Big screen inspires tale of heroism
THE war movie presently showing at Warwick's Twin Cinema titled Hacksaw Ridge is a true story of heroism during the Battle of Okinawa in 1945, when a young conscientious objector named Desmond Doss won America's highest military award, the Congressional Medal of Honour.
Desmond overcame the prejudice and ostracism of his fellow soldiers to eventually be enlisted as a combat medic. He was attached to the United States 77th Infantry Division, which was given the task of pushing back the heavily defended Japanese forces on Maeda Escarpment nicknamed "Hacksaw Ridge", at Okinawa. Desmond single-handedly rescued 75 wounded soldiers to win America's highest honour, the only non-combatant to ever receive this award.
A similar situation to this occurred four years earlier when the Japanese launched a sneak attack on the American naval fleet at Pearl Harbour on December 7, 1941.
The attack, which occurred on a quiet Sunday morning, took the island by surprise, and many of the United States heavy warships were either sunk or heavily damaged with the loss of about 2500 lives.
A young Catholic priest, Father Aloysius Schmitt, who was the naval chaplain attached to the USS Oklahoma, a ship with 1300 navy personnel aboard, had just finished Sunday mass when the attack occurred. The Oklahoma was hit by nine torpedos and bombs, which caused it to roll over and was quickly sinking in water about 50 feet in depth.
Trapped in a small compartment of the sinking ship, Father Schmitt assisted as many as 12 sailors to escape through a porthole, even sacrificing his chance to escape, to allow others to exit the small opening.
Aloysius Schmitt was born in 1909 in a small farming community near Dubuque, Iowa. He went to the local Catholic school in St Lukes Parish and was a graduate of Columbia College (now named Loras College) in 1932.
He entered the priesthood at an early age and was ordained in Rome on December 8, 1935.
For the next five years he served as parish priest at St Boniface, Wyoming and at St Mary in Dubuque.
In 1940, Aloysius sought permission from his Archbishop to enlist in the United States Navy as a chaplain which was duly given, as the country was on the brink of war.
Altogether, 429 sailors and marines perished when the Oklahoma went down with only 32 saved at that time.
It was fortunate that many of the ship's component were on shore leave or the casualty figures would have been higher.
Many of the Pearl Harbour dead were buried in Hawaii as many could not be identified.
Father Aloysius was the first naval chaplain to die in battle and so he was buried in a grave with the headstone of the "Unknown Soldier", as many of the Pearl Harbour dead were unrecognisable and were buried with the inscription on their graves "Known only to God".
A short time later, Father Aloysius's encrusted chalice and breviary were located in the wreck of the Oklahoma and are now enshrined in the Chapel at Loras College in Iowa.
For his action and Supreme Sacrifice on board the Oklahoma that day, Father Aloysius Schmitt was posthumously awarded the Navy and Marine Corps Medal for heroism.

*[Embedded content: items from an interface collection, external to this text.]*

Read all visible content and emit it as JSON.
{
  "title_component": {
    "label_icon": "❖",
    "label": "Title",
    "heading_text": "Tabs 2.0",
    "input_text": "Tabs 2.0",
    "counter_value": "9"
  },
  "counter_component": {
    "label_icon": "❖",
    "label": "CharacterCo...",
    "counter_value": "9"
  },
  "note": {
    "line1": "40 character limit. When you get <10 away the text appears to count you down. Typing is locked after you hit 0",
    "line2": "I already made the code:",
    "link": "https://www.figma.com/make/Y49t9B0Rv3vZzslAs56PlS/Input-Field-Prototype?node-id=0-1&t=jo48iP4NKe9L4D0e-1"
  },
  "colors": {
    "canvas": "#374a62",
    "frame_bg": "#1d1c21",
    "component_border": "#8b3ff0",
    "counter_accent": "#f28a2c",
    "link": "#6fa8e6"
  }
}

His citation read:
"Realising that other men had come into the compartment looking for a way out, Chaplain Schmitt insisted that he should be pushed back into the ship so that others may escape.
He calmly urged them on with a pronouncement of his blessing, he remained behind while others crawled out to safety."
It was just recently in 2015, that the United States Department of Defence exhumed the remains of some 388 of these "unknown" military personnel buried in cemeteries on Hawaii, and using the latest DNA technology managed to identify a skull fragment of Father Aloysius that got a match with one of his relatives.
On October 8, 2016, Father Aloysius's remains were interred in Christ the King Chapel at Loras College, Father Aloysius's Alma Mater, after a Memorial Mass to honour his life, and the Supreme Sacrifice that he made on that fateful day of December 7, 1941.
The action of these two heroes in Private Desmond Doss and Chaplain Father Aloysius Schmitt, are just a couple of examples of the hundred, perhaps thousands of acts of valour that took place in the heat of battle during the Second World War.
The common strand that appears to link these two heroes together is their love of God and the strength of the convictions that they both possessed.
So today, on the 75th anniversary of the Pearl Harbour attack, let us remember and honour these two selfless men who go down in history as the first two non-combatants to win honours on the battlefields of the Second World War.